I also have troubles with their study design. The paper reports on six different studies. In two of them, participants were asked to endorse one of the four mutually non-exclusive theories of dreaming currently prevailing in psychology. The participants rated their agreement with the theory on a scale of 1 to 7, but were then forced to select one theory with which they agreed the most. "Laypeople", as the authors insist on calling non-psychologists, rarely adhere to "leading theories" or formulate their attitudes in their terms. Forcing participants to choose from four vaguely and rather artificially formulated statements, in my opinion, introduces a bias into the study. For example, I would have been disqualified by this design, since I cannot agree with any of the options that they offer. If this were my study, I would bin the participants into four categories: "Dreams DO have meaning", "Dreams MAY have some purpose", "Dreams are just neuronal noise", "Other" (a catch-all category for alternative thinkers). Note also that the questionnaire that Tierney offers on his site presents the reader with the "hard" choice among four theories, no 1-7 rating.
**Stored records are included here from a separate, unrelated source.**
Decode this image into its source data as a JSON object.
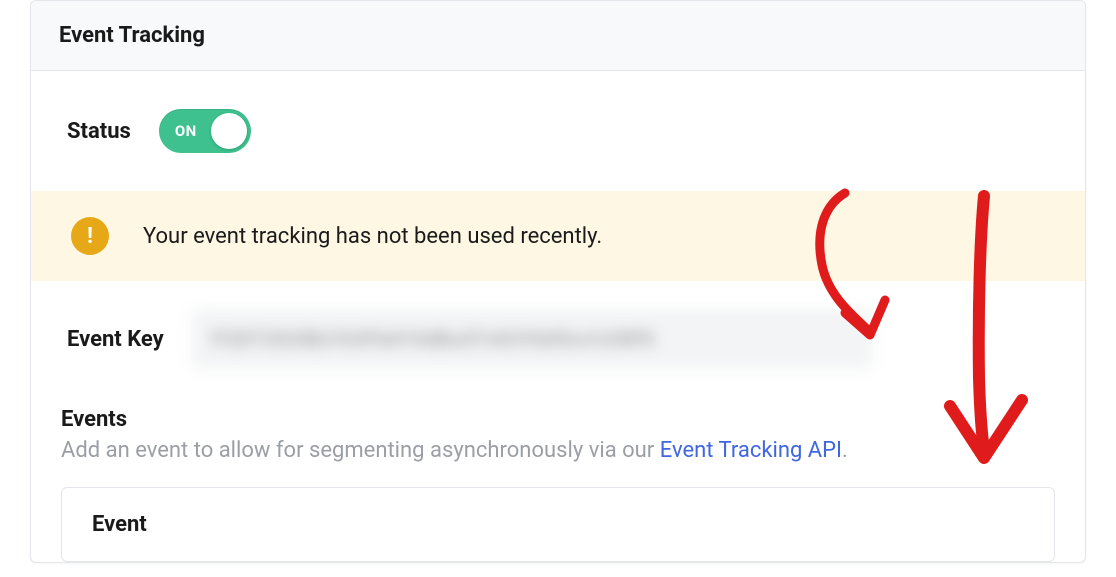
{
  "panel": {
    "title": "Event Tracking"
  },
  "status": {
    "label": "Status",
    "toggle_text": "ON"
  },
  "alert": {
    "icon_glyph": "!",
    "message": "Your event tracking has not been used recently."
  },
  "event_key": {
    "label": "Event Key",
    "value_obscured": "P2DT3IS3BLYS3Fb6Y4dBuSTvK3Yb0Sru%2Wf5"
  },
  "events": {
    "heading": "Events",
    "description_prefix": "Add an event to allow for segmenting asynchronously via our ",
    "link_text": "Event Tracking API",
    "description_suffix": "."
  },
  "subpanel": {
    "title": "Event"
  }
}
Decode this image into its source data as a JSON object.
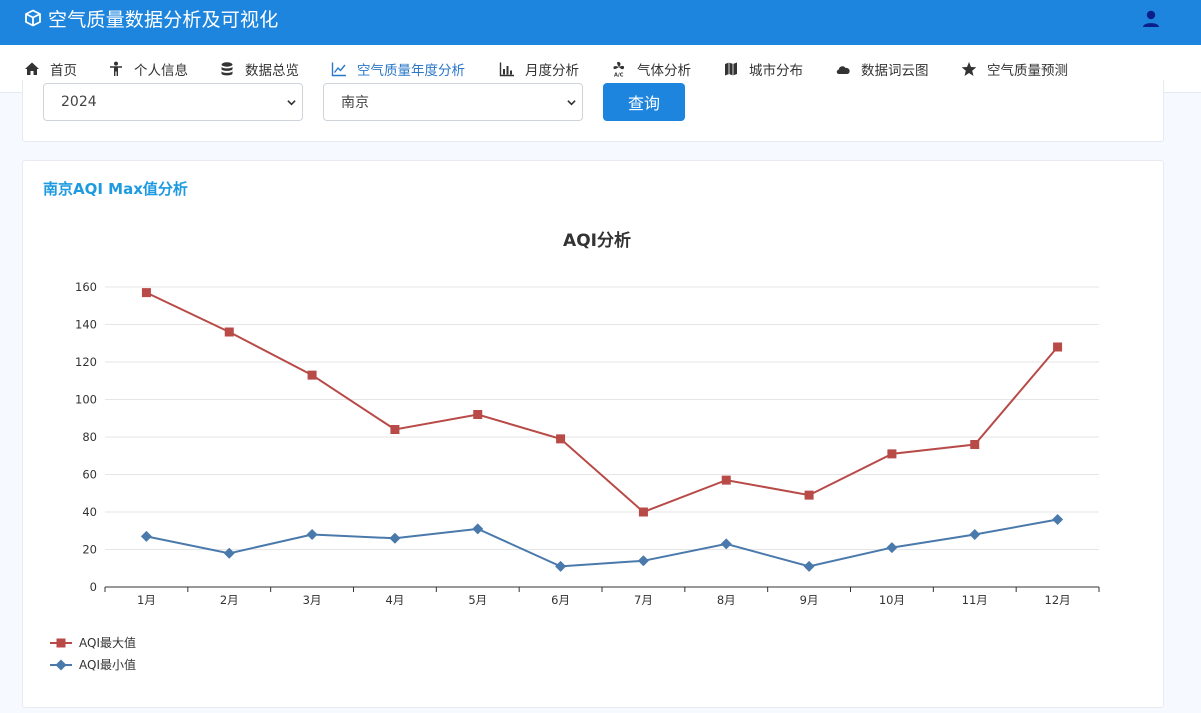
{
  "app": {
    "title": "空气质量数据分析及可视化",
    "brand_icon": "cube-icon",
    "user_icon": "user-icon",
    "accent_color": "#1e85de"
  },
  "nav": {
    "items": [
      {
        "label": "首页",
        "icon": "home-icon"
      },
      {
        "label": "个人信息",
        "icon": "person-icon"
      },
      {
        "label": "数据总览",
        "icon": "database-icon"
      },
      {
        "label": "空气质量年度分析",
        "icon": "line-chart-icon",
        "active": true
      },
      {
        "label": "月度分析",
        "icon": "bar-chart-icon"
      },
      {
        "label": "气体分析",
        "icon": "fan-icon"
      },
      {
        "label": "城市分布",
        "icon": "map-icon"
      },
      {
        "label": "数据词云图",
        "icon": "cloud-icon"
      },
      {
        "label": "空气质量预测",
        "icon": "star-icon"
      }
    ]
  },
  "filter": {
    "year_value": "2024",
    "city_value": "南京",
    "query_label": "查询"
  },
  "card": {
    "title": "南京AQI Max值分析"
  },
  "chart_data": {
    "type": "line",
    "title": "AQI分析",
    "categories": [
      "1月",
      "2月",
      "3月",
      "4月",
      "5月",
      "6月",
      "7月",
      "8月",
      "9月",
      "10月",
      "11月",
      "12月"
    ],
    "series": [
      {
        "name": "AQI最大值",
        "color": "#b84a47",
        "marker": "square",
        "values": [
          157,
          136,
          113,
          84,
          92,
          79,
          40,
          57,
          49,
          71,
          76,
          128
        ]
      },
      {
        "name": "AQI最小值",
        "color": "#4a79ab",
        "marker": "diamond",
        "values": [
          27,
          18,
          28,
          26,
          31,
          11,
          14,
          23,
          11,
          21,
          28,
          36
        ]
      }
    ],
    "yticks": [
      "0",
      "20",
      "40",
      "60",
      "80",
      "100",
      "120",
      "140",
      "160"
    ],
    "ylim": [
      0,
      160
    ],
    "grid": true,
    "legend_position": "bottom-left"
  }
}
The results are actually quite interesting. Indeed, the majority of students in three countries believe that dreams are meaningful. (Robert can breathe freely because there is a vast young audience for his work out there.:)) The authors insist on calling this viewpoint "Freudian". Somehow the proportion of these faithful Freudians is a lot higher among Indians (74%) than among Americans (56%) or South Koreans (65%). Anybody with even a scrap of common sense would see the irony in these numbers of "Freudians". The results simply suggest that in more traditional cultures more people think that dreams are meaningful, not that there are more followers of Freud in those cultures! Also quite striking is how many people would give priority to dream information about a plane crash over a conscious thought and even - even! - a government warning. But I'm afraid that by now there is plenty of empirical evidence about reliability of this last source.

I can go on and on nitpicking the authors' experimental technique, but that is useless. I just want to point out something else that I find peculiar. The article begins as follows:

"Eeach morning, many people glance suspiciously across the bed at the person who broke their heart moments before with imagined infidelities,..."

- really, each morning, many people do that? The theme of dream infidelity reappears again several times throughout the paper. In Discussion, the authors suggest that all those irrational dreams of spousal infidelity may lead to "suspicious accusations, alientating one's spouse and potentially provoking actual infidelity". Really??? I've heard plenty of stories of how boredom, disenchantment and lack of emotional fulfillment leads to cheating, but dreams as pathways to adultery, - this is something new! - unless you've seen Belle de jour too many times. But I can only wonder why two men with PhDs from Ivy League schools would come up with such a gem.

Again, the main problem with these publications is their lack of intellectual culture, logic, scholarship and critical thinking. And this is why I admire Robert's work and writing: he never insults my intelligence and possesses erudition that is extremely rare these days both among scientists - and "laypeople".

To conclude, another verbatim quote from Morewedge and Norton:

"Although researchers still debate the function and dream content's meaning, laypeople around the world appear to believe that dreams serve an important function and have meaning, revealing hidden truths."

Let them debate.

Robert Moss said...

Dear Louisa - Thank you very much indeed for your wonderfully thorough and cogent critique of the study on which Tierney's piece in the New York Times was based. You bring it home to us that (as always) there is no conflict between dreamers and real scientists; the conflict and confusion arise from BAD science. It is quite surreal to find the term "Freudian" used as the sole descriptor for people who think that dreams have meaning, especially when those people belong to cultures where Freud is largely unknown.